December 2009 marks the beginning of Russia’s economic recovery, with a period of growth signalled by the First Vice-Premier, Igor Shuvalov, who states that the road ahead will be concerned with policies covering socio-economic development. Meanwhile Goldman Sachs claims that Russia’s credit rating should be raised to A and praises the “extremely strong fiscal fundamentals”.
Despite a dismally bleak year in the world financial sector, the Russian Federation ends 2009 looking ahead to a positive, if not prosperous, new year ahead. In an interview with Kommersant newspaper, Russia’s First Vice-Premier, Igor Shuvalov, declared that “We already entered a period of growth…in December 2009”.
Transparency and Responsibility

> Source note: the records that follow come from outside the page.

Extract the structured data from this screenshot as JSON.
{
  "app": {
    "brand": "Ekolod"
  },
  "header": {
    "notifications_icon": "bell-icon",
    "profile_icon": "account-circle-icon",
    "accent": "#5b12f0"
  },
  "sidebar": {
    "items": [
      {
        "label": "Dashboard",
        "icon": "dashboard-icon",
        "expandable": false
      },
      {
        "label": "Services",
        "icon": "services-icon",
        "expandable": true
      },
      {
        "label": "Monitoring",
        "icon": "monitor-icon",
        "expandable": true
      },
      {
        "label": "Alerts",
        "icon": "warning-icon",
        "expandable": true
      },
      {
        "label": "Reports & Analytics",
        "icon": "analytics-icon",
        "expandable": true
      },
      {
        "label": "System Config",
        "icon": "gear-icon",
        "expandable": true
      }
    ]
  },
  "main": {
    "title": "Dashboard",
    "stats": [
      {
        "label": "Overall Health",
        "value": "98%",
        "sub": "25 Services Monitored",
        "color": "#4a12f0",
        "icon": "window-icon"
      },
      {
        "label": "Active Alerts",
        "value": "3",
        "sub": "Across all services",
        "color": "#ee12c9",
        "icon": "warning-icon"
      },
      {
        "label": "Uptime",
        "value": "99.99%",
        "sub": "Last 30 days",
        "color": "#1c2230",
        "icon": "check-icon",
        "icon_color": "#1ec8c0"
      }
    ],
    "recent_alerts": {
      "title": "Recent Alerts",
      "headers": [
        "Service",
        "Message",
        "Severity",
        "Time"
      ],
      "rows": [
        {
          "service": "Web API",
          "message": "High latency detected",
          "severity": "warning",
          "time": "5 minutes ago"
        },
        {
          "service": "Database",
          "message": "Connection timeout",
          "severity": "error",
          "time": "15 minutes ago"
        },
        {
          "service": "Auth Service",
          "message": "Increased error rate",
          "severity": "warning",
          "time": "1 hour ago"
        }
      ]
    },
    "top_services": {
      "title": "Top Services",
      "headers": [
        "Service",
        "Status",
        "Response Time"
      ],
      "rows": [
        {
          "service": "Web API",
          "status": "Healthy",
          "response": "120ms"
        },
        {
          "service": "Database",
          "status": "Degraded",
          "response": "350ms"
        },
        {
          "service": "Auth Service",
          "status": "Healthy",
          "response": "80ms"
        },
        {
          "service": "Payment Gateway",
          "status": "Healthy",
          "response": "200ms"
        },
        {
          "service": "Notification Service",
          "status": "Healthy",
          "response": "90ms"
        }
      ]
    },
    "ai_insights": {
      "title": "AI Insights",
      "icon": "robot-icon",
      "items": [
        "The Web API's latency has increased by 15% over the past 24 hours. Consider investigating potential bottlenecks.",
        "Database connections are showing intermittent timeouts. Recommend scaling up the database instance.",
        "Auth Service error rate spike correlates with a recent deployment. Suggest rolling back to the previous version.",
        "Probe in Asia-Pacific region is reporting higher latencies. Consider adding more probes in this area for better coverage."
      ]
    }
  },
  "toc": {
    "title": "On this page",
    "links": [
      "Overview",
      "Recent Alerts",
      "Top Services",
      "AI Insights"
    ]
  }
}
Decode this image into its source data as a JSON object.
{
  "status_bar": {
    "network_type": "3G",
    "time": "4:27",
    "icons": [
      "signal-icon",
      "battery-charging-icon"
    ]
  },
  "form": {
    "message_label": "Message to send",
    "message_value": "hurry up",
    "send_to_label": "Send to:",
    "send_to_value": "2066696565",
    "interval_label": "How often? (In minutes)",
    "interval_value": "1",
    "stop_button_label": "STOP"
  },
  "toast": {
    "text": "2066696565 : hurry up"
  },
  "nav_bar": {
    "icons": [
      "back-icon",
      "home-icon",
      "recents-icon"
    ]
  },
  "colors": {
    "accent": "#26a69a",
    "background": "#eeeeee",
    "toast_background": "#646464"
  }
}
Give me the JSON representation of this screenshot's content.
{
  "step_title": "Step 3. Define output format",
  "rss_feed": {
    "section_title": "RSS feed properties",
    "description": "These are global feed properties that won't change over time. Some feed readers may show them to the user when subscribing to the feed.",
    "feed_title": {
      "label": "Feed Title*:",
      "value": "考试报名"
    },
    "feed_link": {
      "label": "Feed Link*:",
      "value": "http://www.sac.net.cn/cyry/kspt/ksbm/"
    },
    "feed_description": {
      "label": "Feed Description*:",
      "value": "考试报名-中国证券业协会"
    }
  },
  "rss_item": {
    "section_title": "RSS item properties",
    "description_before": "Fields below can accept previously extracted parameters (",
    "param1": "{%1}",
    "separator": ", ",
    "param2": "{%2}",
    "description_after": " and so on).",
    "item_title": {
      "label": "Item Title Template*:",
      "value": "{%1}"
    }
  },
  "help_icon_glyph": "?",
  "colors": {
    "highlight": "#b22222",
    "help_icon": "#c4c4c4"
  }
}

The road ahead is to ensure “absolute transparency” in the privatisation of State-owned companies, a move which should prove especially attractive to foreign investors. In an interview with Channel One, Prime Minister Vladimir Putin declared that from January to September, Russia received 35 billion dollars in direct investment, stating that this will bring added value to the sectors in which the investments were made (namely the banking, telecommunications, energy and transport sectors) and “for our part, we will take all the necessary measures to create the best conditions for using the capitals in Russia”.
Russian stocks, the best performers in the world in 2009
The price of Urals crude, Russia’s main money earner, more than doubled in 2009. Vladimir Savrov, Director of Research at the Moscow-based Otkritie Financial Company, declared that with the price of oil maintaining its current trend, Russia will enjoy “a moderate budget deficit, a positive current account, a managed rouble appreciation and disinflation”.
Russian stocks, which were the best performers worldwide in 2009, may rise by another 50 per cent on the back of higher than expected commodity prices, stated Savrov in a report issued this week.
Goldman Sachs: Russia’s credit rating should be upgraded to A
Meanwhile, the “extremely strong fiscal fundamentals” in Russia should, in the opinion of Goldman Sachs, see the country’s credit rating rise three notches to A standard. Goldman Sachs spokespersons Rory MacFarquhar and Anna Zadornova stated to Bloomberg that 2010 should see “one of the most rapid fiscal consolidations in the world” in Russia, while “the economic outlook looks as a whole much less vulnerable now than in December 2008”.
A positive outlook as Russia turns the corner and enters the final stretch of 2009. Sensible management of funds and a stimulation package for diverse economic areas in good time has steered Russia through the storm-waters of the international hurricane. While other economies may be merely basking in the eye of the storm, it appears Russia has only a few ripples to negotiate before reaching calmer seas.